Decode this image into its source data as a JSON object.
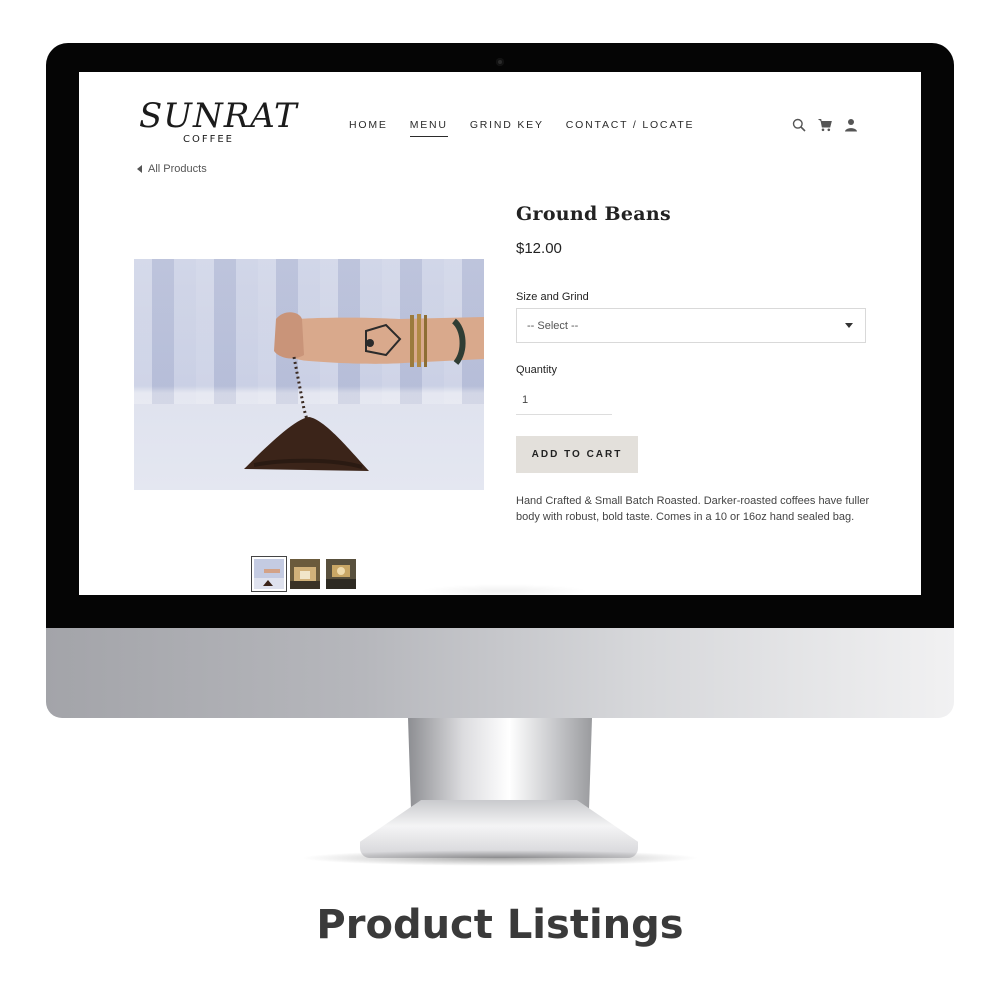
{
  "site": {
    "logo": {
      "main": "SUNRAT",
      "sub": "COFFEE"
    },
    "nav": {
      "items": [
        {
          "label": "HOME",
          "active": false
        },
        {
          "label": "MENU",
          "active": true
        },
        {
          "label": "GRIND KEY",
          "active": false
        },
        {
          "label": "CONTACT / LOCATE",
          "active": false
        }
      ]
    },
    "header_icons": [
      "search-icon",
      "cart-icon",
      "account-icon"
    ],
    "back_link": "All Products"
  },
  "product": {
    "title": "Ground Beans",
    "price": "$12.00",
    "size_grind": {
      "label": "Size and Grind",
      "selected": "-- Select --"
    },
    "quantity": {
      "label": "Quantity",
      "value": "1"
    },
    "add_to_cart": "ADD TO CART",
    "description_lines": [
      " Hand Crafted & Small Batch Roasted. Darker-roasted coffees have fuller",
      "body with robust, bold taste. Comes in a 10 or 16oz hand sealed bag."
    ],
    "thumbnails": [
      "coffee-pour-thumbnail",
      "shop-thumbnail",
      "counter-thumbnail"
    ]
  },
  "caption": "Product Listings",
  "colors": {
    "button_bg": "#e3e0db",
    "bezel": "#050505",
    "caption": "#3a3a3a"
  }
}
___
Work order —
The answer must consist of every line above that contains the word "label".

Written solution —
          "label": "HOME",
          "label": "MENU",
          "label": "GRIND KEY",
          "label": "CONTACT / LOCATE",
      "label": "Size and Grind",
      "label": "Quantity",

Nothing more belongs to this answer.